Food trends to look out for in 2019

From exotic mushrooms to gourmet snacking, we have the lowdown on top food trends for the new year.
Published December 24, 2018

With the new year upon us, it’s time to look at what this year has in store in terms of exciting new food trends. From “ugly” produce to gourmet snacking, 2019 will leave you feeling nourished, pampered, and excited about gut-healthy foods (that aren’t probiotics.)


Imperfect produce


A cursory glance around most produce sections will reveal well-tended rows of beautiful fruits and vegetables that are free from blemishes, bruising or any other signs that they’re beginning to veer into overripe territory. Sadly, produce that is considered imperfect in any way is left to rot in landfills or warehouse floors despite being perfectly safe for human consumption. Food marketing companies are now using this sustainability snafu to sell imperfect produce at a discounted price, despite some imperfect produce looking indistinguishable from regular produce. Making the choice to implement more imperfect produce into your diet, whether they’re from your local grocery store, farmers market or CSA program, is an easy and environmentally-responsible way to incorporate an entire rainbow of sustainable ZeroPoint fruits and vegetables into any eating plan.




Not to be confused with probiotics, prebiotics are a type of indigestible plant-based fibre that the probiotics living in your large intestine feed on. Probiotics perform best when they’ve been well-fed so it’s important to include plenty of prebiotic foods in your diet in order to reap the rewards of healthy gut fauna. Examples of prebiotic foods include vegetables in the allium family (garlic, leeks, onions, and shallots), grains (oats, barley, and wheat bran), vegetables (asparagus, Jerusalem artichoke, raw jicama, and dandelion greens), as well as seaweed, flaxseeds, and cocoa beans. 

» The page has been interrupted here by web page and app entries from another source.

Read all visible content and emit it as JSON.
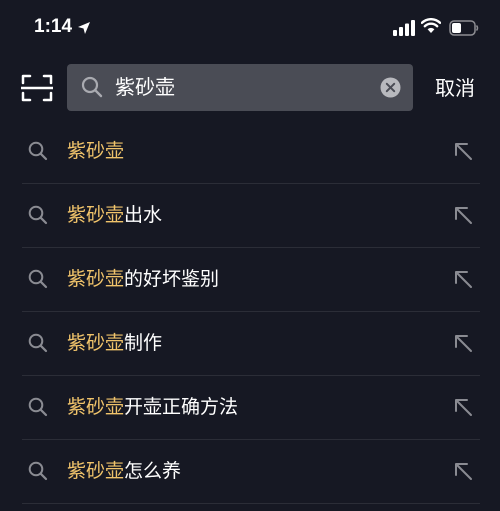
{
  "status_bar": {
    "time": "1:14"
  },
  "search": {
    "query": "紫砂壶",
    "cancel_label": "取消"
  },
  "suggestions": [
    {
      "highlight": "紫砂壶",
      "rest": ""
    },
    {
      "highlight": "紫砂壶",
      "rest": "出水"
    },
    {
      "highlight": "紫砂壶",
      "rest": "的好坏鉴别"
    },
    {
      "highlight": "紫砂壶",
      "rest": "制作"
    },
    {
      "highlight": "紫砂壶",
      "rest": "开壶正确方法"
    },
    {
      "highlight": "紫砂壶",
      "rest": "怎么养"
    }
  ],
  "colors": {
    "background": "#161823",
    "highlight": "#f1c46b",
    "search_box": "#4a4c55"
  }
}
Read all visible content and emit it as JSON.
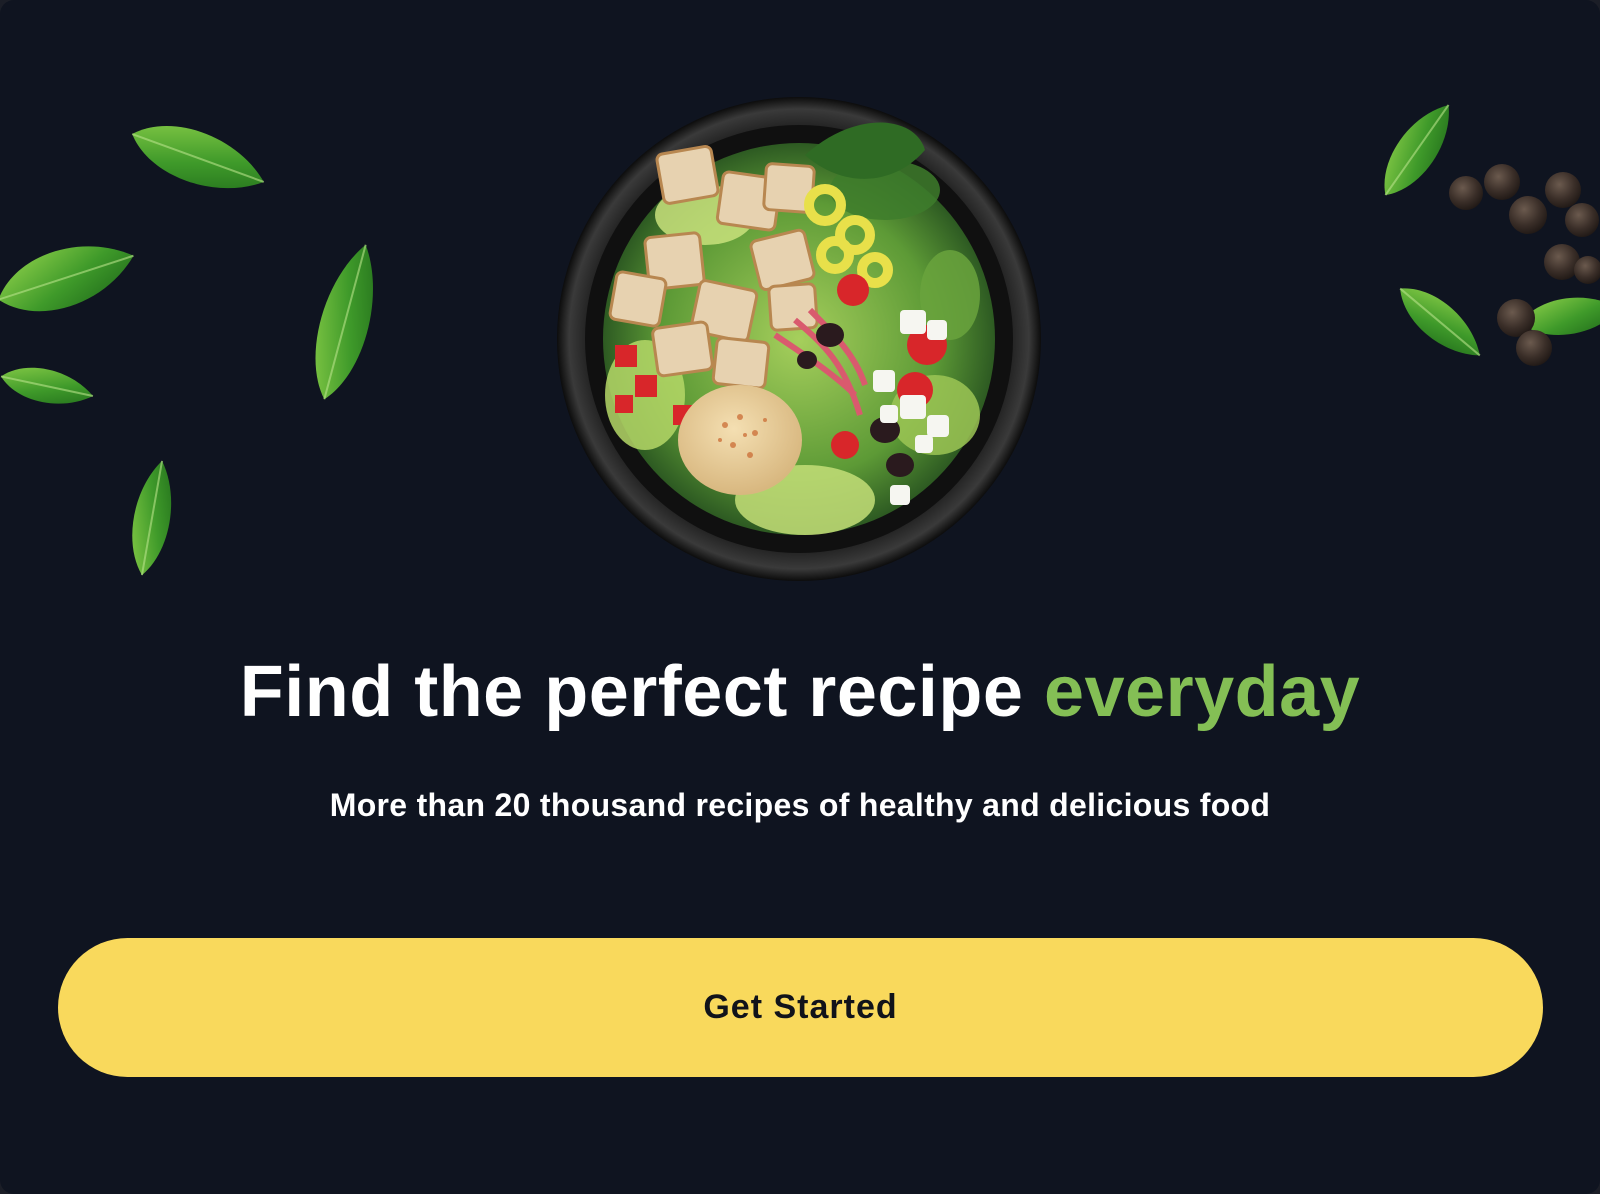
{
  "hero": {
    "image": "salad-bowl-image",
    "decorations": [
      "basil-leaf",
      "peppercorn"
    ]
  },
  "headline": {
    "text_main": "Find the perfect recipe ",
    "text_accent": "everyday"
  },
  "subtitle": {
    "text": "More than 20 thousand recipes of healthy and delicious food"
  },
  "cta": {
    "label": "Get Started"
  },
  "colors": {
    "background": "#0f1420",
    "accent_green": "#84bf55",
    "button_yellow": "#f9d95c",
    "button_text": "#11131a",
    "text_white": "#ffffff"
  }
}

Gourmet healthy snack foods


The food industry has finally realized there’s a huge market for health-conscious snackers who are looking for something special - and it’s about time! Who wants to settle for plain old chips and dip when you could be enjoying baked black bean tortilla chips with pineapple and habanero salsa? Look for updated versions of favourite snack food classics such as vegetable jerky, baked chickpeas, beet and kale chips, vegan energy balls, uniquely flavoured popsicles and sorbets, and dried fruit bars.

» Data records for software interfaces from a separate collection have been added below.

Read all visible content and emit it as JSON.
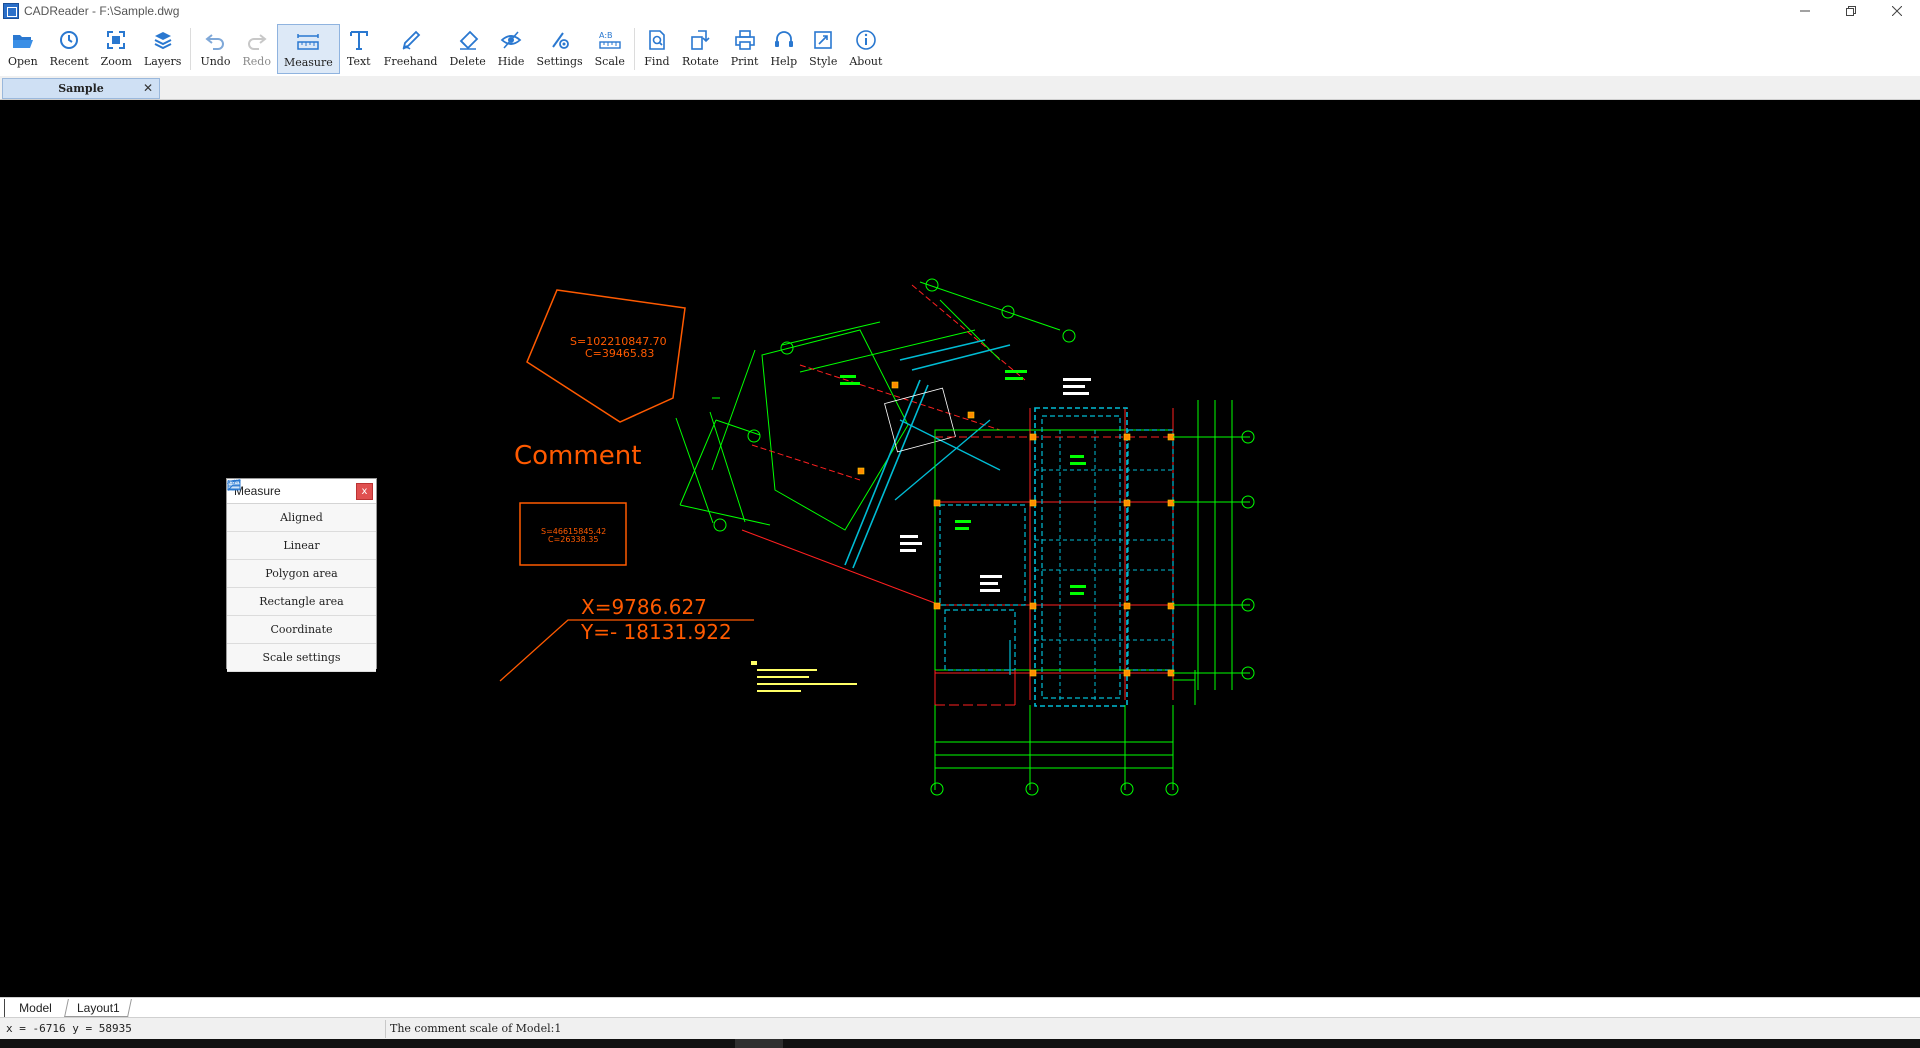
{
  "window": {
    "title": "CADReader - F:\\Sample.dwg",
    "controls": [
      "minimize",
      "restore",
      "close"
    ]
  },
  "toolbar": {
    "items": [
      {
        "label": "Open",
        "icon": "folder-open-icon"
      },
      {
        "label": "Recent",
        "icon": "clock-icon"
      },
      {
        "label": "Zoom",
        "icon": "zoom-extents-icon"
      },
      {
        "label": "Layers",
        "icon": "layers-icon"
      },
      {
        "label": "Undo",
        "icon": "undo-icon"
      },
      {
        "label": "Redo",
        "icon": "redo-icon",
        "disabled": true
      },
      {
        "label": "Measure",
        "icon": "measure-icon",
        "active": true
      },
      {
        "label": "Text",
        "icon": "text-icon"
      },
      {
        "label": "Freehand",
        "icon": "pen-icon"
      },
      {
        "label": "Delete",
        "icon": "eraser-icon"
      },
      {
        "label": "Hide",
        "icon": "eye-icon"
      },
      {
        "label": "Settings",
        "icon": "settings-icon"
      },
      {
        "label": "Scale",
        "icon": "scale-icon"
      },
      {
        "label": "Find",
        "icon": "find-icon"
      },
      {
        "label": "Rotate",
        "icon": "rotate-icon"
      },
      {
        "label": "Print",
        "icon": "printer-icon"
      },
      {
        "label": "Help",
        "icon": "headset-icon"
      },
      {
        "label": "Style",
        "icon": "style-icon"
      },
      {
        "label": "About",
        "icon": "info-icon"
      }
    ]
  },
  "doc_tab": {
    "label": "Sample",
    "close": "✕"
  },
  "measure_panel": {
    "title": "Measure",
    "close": "x",
    "items": [
      {
        "label": "Aligned",
        "icon": "aligned-icon"
      },
      {
        "label": "Linear",
        "icon": "linear-icon"
      },
      {
        "label": "Polygon area",
        "icon": "polygon-area-icon"
      },
      {
        "label": "Rectangle area",
        "icon": "rectangle-area-icon"
      },
      {
        "label": "Coordinate",
        "icon": "coordinate-icon"
      },
      {
        "label": "Scale settings",
        "icon": "scale-settings-icon"
      }
    ]
  },
  "drawing": {
    "polygon_area": "S=102210847.70",
    "polygon_perimeter": "C=39465.83",
    "comment": "Comment",
    "rect_area": "S=46615845.42",
    "rect_perimeter": "C=26338.35",
    "coord_x": "X=9786.627",
    "coord_y": "Y=- 18131.922",
    "annotation_color": "#ff5a00",
    "grid_color": "#00ff00",
    "beam_color": "#00bcd4",
    "axis_color": "#ff2020",
    "note_color": "#ffff66"
  },
  "layout_tabs": {
    "model": "Model",
    "layout1": "Layout1"
  },
  "status": {
    "coords": "x = -6716 y = 58935",
    "message": "The comment scale of Model:1"
  }
}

Oat milk


We’ve seen almond milk and coconut milk enjoy some celebrity over the past couple of years and it’s now time for oat milk to have a turn in the spotlight. With a rich, creamy texture and mildly sweet flavour, oat milk is ideal for hot beverages (green tea lattes, mochas and golden milk are especially wonderful when made with oat milk), smoothies and blended vegetable soups. Still need convincing? Oat milk is fairly high in protein and contains the most fibre out of any milk or milk-alternative thanks to its high soluble fibre content (the kind of fibre which plays a role in lowering LDL or “bad” cholesterol.)


Exotic mushrooms

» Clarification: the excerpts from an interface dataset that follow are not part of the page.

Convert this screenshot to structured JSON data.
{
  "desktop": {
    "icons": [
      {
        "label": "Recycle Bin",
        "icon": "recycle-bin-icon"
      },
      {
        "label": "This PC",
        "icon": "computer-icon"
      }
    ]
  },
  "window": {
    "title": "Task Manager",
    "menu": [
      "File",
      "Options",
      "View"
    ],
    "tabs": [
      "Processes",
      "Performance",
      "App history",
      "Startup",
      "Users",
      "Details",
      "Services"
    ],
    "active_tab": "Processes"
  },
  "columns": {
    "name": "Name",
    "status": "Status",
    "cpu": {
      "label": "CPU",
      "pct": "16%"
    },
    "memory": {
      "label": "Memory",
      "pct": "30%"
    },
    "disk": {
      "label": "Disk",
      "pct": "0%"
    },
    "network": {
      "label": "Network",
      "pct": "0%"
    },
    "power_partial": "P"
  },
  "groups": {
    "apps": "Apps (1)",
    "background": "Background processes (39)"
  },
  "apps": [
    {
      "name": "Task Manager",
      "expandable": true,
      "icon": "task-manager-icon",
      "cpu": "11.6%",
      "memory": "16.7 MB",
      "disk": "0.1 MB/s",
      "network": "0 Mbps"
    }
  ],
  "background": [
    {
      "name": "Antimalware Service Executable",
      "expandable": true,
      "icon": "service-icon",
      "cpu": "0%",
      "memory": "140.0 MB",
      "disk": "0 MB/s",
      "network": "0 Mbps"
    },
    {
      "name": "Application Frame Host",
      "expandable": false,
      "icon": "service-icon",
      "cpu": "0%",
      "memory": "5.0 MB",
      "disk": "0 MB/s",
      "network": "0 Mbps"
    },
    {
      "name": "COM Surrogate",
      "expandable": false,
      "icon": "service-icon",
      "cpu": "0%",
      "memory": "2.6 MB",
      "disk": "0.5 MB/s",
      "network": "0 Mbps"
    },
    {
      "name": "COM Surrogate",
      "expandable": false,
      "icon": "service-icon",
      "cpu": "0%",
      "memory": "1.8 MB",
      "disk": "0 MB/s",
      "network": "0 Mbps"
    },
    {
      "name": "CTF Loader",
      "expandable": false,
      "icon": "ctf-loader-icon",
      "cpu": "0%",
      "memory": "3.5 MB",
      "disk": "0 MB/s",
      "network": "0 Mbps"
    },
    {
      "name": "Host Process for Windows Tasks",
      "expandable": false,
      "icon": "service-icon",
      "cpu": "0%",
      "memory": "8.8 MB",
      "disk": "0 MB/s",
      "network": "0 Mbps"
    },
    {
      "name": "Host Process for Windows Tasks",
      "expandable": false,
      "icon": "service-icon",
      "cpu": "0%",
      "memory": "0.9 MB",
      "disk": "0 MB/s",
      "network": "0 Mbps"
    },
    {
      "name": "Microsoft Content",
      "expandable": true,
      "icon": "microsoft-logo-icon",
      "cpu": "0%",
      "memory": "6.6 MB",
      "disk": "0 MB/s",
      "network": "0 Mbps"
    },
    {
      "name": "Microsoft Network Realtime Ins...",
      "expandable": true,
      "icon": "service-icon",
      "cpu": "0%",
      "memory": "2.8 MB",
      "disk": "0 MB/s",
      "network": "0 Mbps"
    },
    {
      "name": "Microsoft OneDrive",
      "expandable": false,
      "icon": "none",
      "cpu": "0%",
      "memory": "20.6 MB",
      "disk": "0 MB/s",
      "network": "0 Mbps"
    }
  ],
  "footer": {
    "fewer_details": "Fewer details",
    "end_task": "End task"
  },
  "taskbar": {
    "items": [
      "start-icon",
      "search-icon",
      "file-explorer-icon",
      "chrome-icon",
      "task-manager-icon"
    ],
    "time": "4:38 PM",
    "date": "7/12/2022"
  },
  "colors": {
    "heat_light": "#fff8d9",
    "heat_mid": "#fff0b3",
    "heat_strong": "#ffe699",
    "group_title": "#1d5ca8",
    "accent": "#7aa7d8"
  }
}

If eating less meat or exploring new cuisines is a goal of yours in 2019 then there’s no better place to start than with the world of exotic mushrooms. Intensely meaty mushrooms, such as portobello, shiitake, and porcini mushrooms can be roasted with thyme, olive oil and sea salt, added to stews and stir fries. Delicately flavoured with notes of toasted nuts and sweet butter, oyster, morel, and chanterelle mushrooms are at home in egg-based dishes, pasta, and when roasted with poultry. Enoki mushrooms, with their fragile thin stems and tiny white button tops, in soups and in both hot and cold noodle dishes.